╭─ RECORDS SHOWN

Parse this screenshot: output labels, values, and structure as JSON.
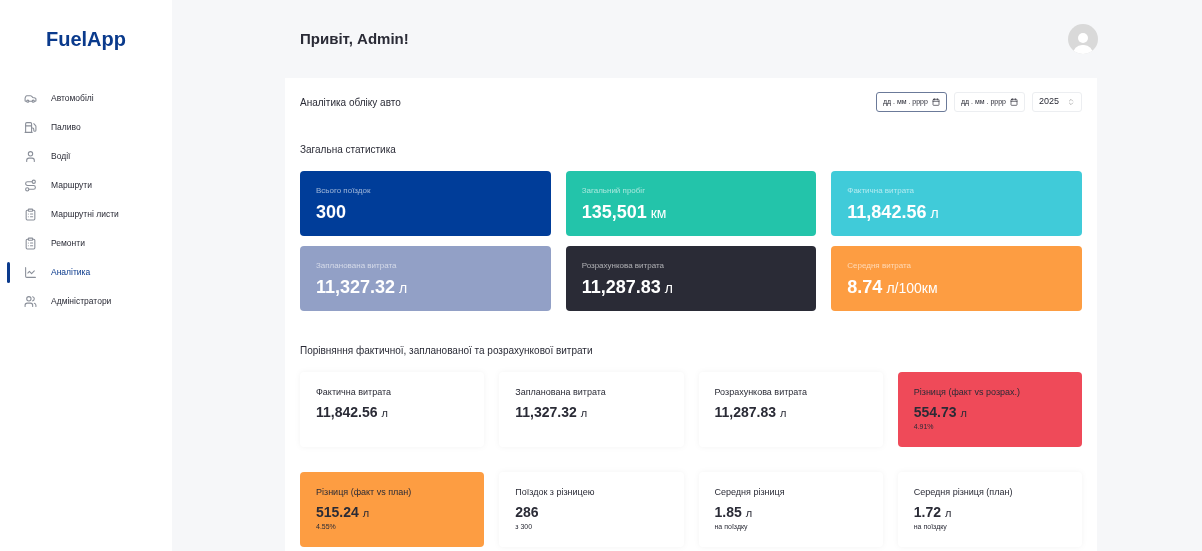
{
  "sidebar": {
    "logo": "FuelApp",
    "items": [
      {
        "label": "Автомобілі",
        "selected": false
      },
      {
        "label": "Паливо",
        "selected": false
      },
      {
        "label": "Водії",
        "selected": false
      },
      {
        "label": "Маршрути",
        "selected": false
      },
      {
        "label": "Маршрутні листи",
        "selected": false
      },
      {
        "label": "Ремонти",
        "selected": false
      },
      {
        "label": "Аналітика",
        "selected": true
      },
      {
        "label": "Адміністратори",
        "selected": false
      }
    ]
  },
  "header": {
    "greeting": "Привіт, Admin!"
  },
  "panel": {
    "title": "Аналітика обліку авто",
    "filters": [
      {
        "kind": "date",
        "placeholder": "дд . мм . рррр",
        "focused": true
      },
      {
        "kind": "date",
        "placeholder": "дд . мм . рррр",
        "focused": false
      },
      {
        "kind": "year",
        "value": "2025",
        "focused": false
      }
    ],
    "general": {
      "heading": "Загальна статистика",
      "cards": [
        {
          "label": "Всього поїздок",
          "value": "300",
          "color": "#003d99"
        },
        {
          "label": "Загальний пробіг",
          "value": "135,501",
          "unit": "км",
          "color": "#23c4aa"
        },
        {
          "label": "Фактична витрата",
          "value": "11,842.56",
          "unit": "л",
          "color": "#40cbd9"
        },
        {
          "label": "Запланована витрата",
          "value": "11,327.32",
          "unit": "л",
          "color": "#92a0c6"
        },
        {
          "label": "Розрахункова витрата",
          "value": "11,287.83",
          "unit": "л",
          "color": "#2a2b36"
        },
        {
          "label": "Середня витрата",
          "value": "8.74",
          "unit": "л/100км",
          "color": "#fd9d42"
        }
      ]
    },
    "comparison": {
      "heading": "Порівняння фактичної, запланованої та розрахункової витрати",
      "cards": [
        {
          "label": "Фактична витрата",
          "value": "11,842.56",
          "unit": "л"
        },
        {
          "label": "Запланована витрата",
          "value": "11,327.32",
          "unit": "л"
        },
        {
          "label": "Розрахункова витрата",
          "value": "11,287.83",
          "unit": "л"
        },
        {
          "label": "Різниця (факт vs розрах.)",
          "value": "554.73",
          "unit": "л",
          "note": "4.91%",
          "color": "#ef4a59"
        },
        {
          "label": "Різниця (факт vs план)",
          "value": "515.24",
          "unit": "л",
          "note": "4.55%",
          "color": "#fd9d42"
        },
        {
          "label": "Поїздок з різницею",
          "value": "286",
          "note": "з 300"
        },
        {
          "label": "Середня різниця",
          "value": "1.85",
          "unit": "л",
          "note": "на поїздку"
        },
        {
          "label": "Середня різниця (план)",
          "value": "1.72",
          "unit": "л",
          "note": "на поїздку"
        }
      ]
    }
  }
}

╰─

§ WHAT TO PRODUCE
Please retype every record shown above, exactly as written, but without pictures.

§ WRITTEN RESPONSE
Parse this screenshot: output labels, values, and structure as JSON.
{
  "sidebar": {
    "logo": "FuelApp",
    "items": [
      {
        "label": "Автомобілі",
        "selected": false
      },
      {
        "label": "Паливо",
        "selected": false
      },
      {
        "label": "Водії",
        "selected": false
      },
      {
        "label": "Маршрути",
        "selected": false
      },
      {
        "label": "Маршрутні листи",
        "selected": false
      },
      {
        "label": "Ремонти",
        "selected": false
      },
      {
        "label": "Аналітика",
        "selected": true
      },
      {
        "label": "Адміністратори",
        "selected": false
      }
    ]
  },
  "header": {
    "greeting": "Привіт, Admin!"
  },
  "panel": {
    "title": "Аналітика обліку авто",
    "filters": [
      {
        "kind": "date",
        "placeholder": "дд . мм . рррр",
        "focused": true
      },
      {
        "kind": "date",
        "placeholder": "дд . мм . рррр",
        "focused": false
      },
      {
        "kind": "year",
        "value": "2025",
        "focused": false
      }
    ],
    "general": {
      "heading": "Загальна статистика",
      "cards": [
        {
          "label": "Всього поїздок",
          "value": "300",
          "color": "#003d99"
        },
        {
          "label": "Загальний пробіг",
          "value": "135,501",
          "unit": "км",
          "color": "#23c4aa"
        },
        {
          "label": "Фактична витрата",
          "value": "11,842.56",
          "unit": "л",
          "color": "#40cbd9"
        },
        {
          "label": "Запланована витрата",
          "value": "11,327.32",
          "unit": "л",
          "color": "#92a0c6"
        },
        {
          "label": "Розрахункова витрата",
          "value": "11,287.83",
          "unit": "л",
          "color": "#2a2b36"
        },
        {
          "label": "Середня витрата",
          "value": "8.74",
          "unit": "л/100км",
          "color": "#fd9d42"
        }
      ]
    },
    "comparison": {
      "heading": "Порівняння фактичної, запланованої та розрахункової витрати",
      "cards": [
        {
          "label": "Фактична витрата",
          "value": "11,842.56",
          "unit": "л"
        },
        {
          "label": "Запланована витрата",
          "value": "11,327.32",
          "unit": "л"
        },
        {
          "label": "Розрахункова витрата",
          "value": "11,287.83",
          "unit": "л"
        },
        {
          "label": "Різниця (факт vs розрах.)",
          "value": "554.73",
          "unit": "л",
          "note": "4.91%",
          "color": "#ef4a59"
        },
        {
          "label": "Різниця (факт vs план)",
          "value": "515.24",
          "unit": "л",
          "note": "4.55%",
          "color": "#fd9d42"
        },
        {
          "label": "Поїздок з різницею",
          "value": "286",
          "note": "з 300"
        },
        {
          "label": "Середня різниця",
          "value": "1.85",
          "unit": "л",
          "note": "на поїздку"
        },
        {
          "label": "Середня різниця (план)",
          "value": "1.72",
          "unit": "л",
          "note": "на поїздку"
        }
      ]
    }
  }
}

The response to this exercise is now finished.